Some hospitals are so difficult to navigate that they seem to be designed by hotel casino architects. Once you've entered, you keep gambling because you can't find your way to your room. In hospitals, there is no value in having patients and family members wandering nondescript floors. The good news is that there are ways to solve this problem.
Increase in Hospital Size and Complexity
I have personally been in dozens of hospitals -- from hospital "cities" in Houston and Boston to small regional hospitals in rural North Carolina. One thing is clear. Hospitals are getting bigger. The large hospitals are building out new wings and specialty centers. And the smaller hospitals are being gobbled up by larger systems -- effectively becoming bigger. It is easy to see why patients are getting lost.
The Importance of Hospital Wayfinding
Well-run hospitals understand that wayfinding is an important aspect of the overall patient experience. The Robert Woods Johnson Foundation has done good work in this area with best practices for universal symbols and location cues. These universal symbols are particularly useful for those who don't speak English -- a growing patient segment. Wayfinding not only improves patient satisfaction, it can also lower personnel costs related to helping patients find their way around.
There are three main categories of wayfinding solutions: interactive kiosks, universal signage, and a hospital mobile app. The best hospitals use a combination of all three to offer a superior patient experience.
Kiosks are basically touchscreen computer screens that enable a user to determine where they are, where they need to go, and how to get there. They also can contain a directory of hospital services. The one feature-related drawback is that patients can't take kiosks with them. The burden is on the patient to remember what they learned from the kiosk as they head off in search of their destination.
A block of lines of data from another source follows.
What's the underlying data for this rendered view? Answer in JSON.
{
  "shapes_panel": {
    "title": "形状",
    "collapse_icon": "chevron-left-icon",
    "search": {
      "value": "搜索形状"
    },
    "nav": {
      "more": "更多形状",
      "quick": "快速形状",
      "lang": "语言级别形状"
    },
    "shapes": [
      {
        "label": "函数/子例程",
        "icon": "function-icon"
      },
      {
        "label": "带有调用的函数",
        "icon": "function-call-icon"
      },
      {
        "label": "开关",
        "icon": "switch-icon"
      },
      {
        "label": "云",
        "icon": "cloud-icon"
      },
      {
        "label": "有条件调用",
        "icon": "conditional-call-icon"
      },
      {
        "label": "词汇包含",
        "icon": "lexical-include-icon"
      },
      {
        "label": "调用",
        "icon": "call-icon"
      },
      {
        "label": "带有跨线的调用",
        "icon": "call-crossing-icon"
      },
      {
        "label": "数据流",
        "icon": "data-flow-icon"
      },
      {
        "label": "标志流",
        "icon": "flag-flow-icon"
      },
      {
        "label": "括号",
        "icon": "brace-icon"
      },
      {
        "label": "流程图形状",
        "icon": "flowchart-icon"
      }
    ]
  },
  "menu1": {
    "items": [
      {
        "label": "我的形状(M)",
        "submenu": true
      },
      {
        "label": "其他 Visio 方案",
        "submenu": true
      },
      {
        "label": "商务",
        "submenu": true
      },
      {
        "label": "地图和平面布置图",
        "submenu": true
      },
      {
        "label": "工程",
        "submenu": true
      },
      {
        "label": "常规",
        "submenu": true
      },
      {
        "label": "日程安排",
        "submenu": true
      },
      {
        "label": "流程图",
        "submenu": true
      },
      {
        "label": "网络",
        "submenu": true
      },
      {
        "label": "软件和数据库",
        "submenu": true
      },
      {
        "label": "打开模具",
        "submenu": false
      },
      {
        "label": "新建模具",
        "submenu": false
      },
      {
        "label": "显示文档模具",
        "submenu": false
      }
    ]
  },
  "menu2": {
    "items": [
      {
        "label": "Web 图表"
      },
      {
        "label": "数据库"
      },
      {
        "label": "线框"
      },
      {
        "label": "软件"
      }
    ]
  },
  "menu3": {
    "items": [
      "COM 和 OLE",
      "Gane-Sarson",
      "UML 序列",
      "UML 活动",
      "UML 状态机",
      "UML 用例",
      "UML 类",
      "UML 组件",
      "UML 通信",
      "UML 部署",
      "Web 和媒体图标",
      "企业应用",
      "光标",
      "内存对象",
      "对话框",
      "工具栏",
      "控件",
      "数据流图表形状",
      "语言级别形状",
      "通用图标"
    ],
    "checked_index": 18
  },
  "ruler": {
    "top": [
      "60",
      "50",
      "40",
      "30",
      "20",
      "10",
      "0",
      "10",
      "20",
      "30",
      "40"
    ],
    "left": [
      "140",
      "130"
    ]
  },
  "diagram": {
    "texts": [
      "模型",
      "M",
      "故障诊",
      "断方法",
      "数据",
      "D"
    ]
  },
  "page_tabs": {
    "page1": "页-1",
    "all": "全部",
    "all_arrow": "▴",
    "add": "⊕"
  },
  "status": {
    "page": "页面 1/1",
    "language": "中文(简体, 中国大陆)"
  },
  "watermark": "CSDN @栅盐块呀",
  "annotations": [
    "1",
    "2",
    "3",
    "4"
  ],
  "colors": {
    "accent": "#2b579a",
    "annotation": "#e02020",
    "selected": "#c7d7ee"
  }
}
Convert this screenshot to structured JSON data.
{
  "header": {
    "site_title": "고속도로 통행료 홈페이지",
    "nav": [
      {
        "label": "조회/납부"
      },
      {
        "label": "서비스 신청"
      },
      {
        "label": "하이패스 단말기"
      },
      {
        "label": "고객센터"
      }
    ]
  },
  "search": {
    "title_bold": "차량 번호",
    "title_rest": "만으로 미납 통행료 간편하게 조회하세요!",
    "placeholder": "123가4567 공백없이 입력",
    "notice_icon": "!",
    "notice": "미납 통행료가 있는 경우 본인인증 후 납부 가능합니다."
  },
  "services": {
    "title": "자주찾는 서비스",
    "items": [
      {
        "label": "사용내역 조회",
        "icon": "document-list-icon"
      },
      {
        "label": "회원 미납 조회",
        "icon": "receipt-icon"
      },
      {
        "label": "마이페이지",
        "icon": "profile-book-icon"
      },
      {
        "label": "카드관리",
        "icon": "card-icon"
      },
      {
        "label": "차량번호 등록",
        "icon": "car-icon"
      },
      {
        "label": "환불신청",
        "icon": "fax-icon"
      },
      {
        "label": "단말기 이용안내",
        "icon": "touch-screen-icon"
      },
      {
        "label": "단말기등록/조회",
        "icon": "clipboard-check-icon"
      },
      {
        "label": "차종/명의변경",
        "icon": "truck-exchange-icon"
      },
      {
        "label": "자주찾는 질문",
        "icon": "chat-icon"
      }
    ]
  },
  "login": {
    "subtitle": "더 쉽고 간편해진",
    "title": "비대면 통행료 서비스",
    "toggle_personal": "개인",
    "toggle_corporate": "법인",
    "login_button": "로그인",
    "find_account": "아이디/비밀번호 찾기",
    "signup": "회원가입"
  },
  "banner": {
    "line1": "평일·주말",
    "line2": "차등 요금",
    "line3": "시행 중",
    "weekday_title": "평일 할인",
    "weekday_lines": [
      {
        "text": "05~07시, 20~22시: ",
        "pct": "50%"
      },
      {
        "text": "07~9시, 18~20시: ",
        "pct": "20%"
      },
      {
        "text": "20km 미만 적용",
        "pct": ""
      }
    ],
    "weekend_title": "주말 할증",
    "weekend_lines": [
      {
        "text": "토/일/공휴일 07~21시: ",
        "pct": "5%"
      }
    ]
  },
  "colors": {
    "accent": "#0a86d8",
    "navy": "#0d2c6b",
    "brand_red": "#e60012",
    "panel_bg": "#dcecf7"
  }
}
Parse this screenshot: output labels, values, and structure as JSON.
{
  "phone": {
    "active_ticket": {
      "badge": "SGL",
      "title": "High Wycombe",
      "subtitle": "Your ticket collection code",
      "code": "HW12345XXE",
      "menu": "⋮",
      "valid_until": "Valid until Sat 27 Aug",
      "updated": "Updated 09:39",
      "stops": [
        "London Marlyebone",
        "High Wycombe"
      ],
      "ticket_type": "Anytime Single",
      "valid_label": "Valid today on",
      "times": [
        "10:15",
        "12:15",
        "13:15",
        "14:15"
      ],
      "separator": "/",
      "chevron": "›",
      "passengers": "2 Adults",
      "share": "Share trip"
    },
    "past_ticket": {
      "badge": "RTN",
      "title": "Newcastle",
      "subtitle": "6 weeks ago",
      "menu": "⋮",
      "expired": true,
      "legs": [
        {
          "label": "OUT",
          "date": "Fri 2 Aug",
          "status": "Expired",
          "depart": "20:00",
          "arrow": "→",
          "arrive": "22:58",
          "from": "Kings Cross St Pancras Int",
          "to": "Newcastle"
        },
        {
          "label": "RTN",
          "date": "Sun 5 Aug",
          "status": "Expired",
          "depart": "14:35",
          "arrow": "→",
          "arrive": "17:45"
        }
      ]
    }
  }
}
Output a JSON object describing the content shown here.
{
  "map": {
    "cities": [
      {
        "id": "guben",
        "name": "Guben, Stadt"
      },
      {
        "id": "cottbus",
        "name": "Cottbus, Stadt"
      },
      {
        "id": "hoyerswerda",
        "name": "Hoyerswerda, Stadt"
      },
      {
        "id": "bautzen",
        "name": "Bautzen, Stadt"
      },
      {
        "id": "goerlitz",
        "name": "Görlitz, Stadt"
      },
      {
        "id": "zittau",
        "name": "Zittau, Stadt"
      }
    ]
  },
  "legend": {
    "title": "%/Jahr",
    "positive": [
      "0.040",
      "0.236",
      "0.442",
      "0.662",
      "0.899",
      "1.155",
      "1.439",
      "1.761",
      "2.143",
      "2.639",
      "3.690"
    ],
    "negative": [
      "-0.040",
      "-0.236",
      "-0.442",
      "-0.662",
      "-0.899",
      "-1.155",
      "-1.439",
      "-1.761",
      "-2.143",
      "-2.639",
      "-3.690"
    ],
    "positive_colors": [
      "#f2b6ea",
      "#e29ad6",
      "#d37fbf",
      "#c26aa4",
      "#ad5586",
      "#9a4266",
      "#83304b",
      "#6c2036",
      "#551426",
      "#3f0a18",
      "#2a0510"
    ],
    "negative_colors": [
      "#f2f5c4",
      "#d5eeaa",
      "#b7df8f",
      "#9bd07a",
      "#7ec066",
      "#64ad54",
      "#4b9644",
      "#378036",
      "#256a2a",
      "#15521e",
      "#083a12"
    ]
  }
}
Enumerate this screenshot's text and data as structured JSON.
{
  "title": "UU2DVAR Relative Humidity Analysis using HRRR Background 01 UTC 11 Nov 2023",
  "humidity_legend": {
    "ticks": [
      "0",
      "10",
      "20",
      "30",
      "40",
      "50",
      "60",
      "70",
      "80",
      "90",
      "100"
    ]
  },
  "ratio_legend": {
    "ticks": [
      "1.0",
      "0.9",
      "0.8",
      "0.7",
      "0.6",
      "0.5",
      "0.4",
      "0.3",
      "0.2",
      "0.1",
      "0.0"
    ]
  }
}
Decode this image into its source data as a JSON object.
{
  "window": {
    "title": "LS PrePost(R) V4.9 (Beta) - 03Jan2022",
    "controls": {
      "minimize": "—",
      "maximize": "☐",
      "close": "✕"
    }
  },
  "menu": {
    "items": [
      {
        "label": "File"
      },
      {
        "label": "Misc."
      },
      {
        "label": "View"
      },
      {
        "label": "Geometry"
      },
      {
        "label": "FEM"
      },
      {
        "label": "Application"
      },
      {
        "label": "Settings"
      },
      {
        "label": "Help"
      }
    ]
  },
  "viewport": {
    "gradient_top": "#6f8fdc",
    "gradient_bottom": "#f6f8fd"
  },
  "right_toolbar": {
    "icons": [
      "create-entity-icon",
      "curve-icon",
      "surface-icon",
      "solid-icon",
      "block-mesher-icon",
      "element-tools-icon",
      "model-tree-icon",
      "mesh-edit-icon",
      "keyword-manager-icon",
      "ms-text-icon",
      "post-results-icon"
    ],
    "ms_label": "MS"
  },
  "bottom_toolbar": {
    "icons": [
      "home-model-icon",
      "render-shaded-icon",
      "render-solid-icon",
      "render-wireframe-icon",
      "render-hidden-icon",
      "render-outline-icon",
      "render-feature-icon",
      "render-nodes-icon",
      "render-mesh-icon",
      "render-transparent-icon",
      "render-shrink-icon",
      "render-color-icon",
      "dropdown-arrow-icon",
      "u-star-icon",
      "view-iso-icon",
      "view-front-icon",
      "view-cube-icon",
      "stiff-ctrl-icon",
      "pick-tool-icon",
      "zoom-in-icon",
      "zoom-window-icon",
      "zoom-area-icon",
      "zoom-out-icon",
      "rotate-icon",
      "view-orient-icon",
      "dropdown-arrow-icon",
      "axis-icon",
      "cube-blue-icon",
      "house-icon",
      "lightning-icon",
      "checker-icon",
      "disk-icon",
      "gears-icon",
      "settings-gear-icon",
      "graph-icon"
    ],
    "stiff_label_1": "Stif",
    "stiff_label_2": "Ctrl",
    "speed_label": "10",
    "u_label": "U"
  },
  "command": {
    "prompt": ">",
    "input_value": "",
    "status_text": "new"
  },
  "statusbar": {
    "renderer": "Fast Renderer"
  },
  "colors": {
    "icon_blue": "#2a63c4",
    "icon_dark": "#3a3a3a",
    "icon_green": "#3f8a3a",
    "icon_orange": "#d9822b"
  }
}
Kiosks also can only accommodate one user at a time. Finally, a full deployment of kiosks across a hospital system can be expensive.
Universal signage is foundational. It is a relatively inexpensive way to accommodate hospital visitors of varying language abilities. The limitation of signage can be found when attempting to navigate from one hospital to another. Or from a hospital to an outpatient clinic. Universal signage is a necessary - but not sufficient - condition of superior wayfinding.
Hospital Mobile App
A hospital mobile app is a smartphone app (e.g. iPhone, Android) that is offered for free to patients. These apps often contain helpful hospital resources such as hospital telephone directories, online insurance info, and medical libraries. Many apps often have location and wayfinding resources. The benefits of these features is that they are always with the patients. For example, if a hospital visitor uses a kiosk to get directions to another wing of the hospital and forgets halfway through the journey, the smartphone can help the visitor get back on track. Specifically, the smart phone can provide a campus overview as well as individual floorplans.
While GPS wayfinding within a building isn't quite there yet, mobile apps can take advantage of the devices onboard GPS capabilities to provide directions to other locations within the health system.
The Bottom Line
Wayfinding is a priority for well-run hospitals that understand the importance of the overall patient experience. Kiosks are helpful, but are limited in their utility. Both universal signage and hospital mobile apps are very cost-effective solutions and should be considered as part of any wayfinding plan.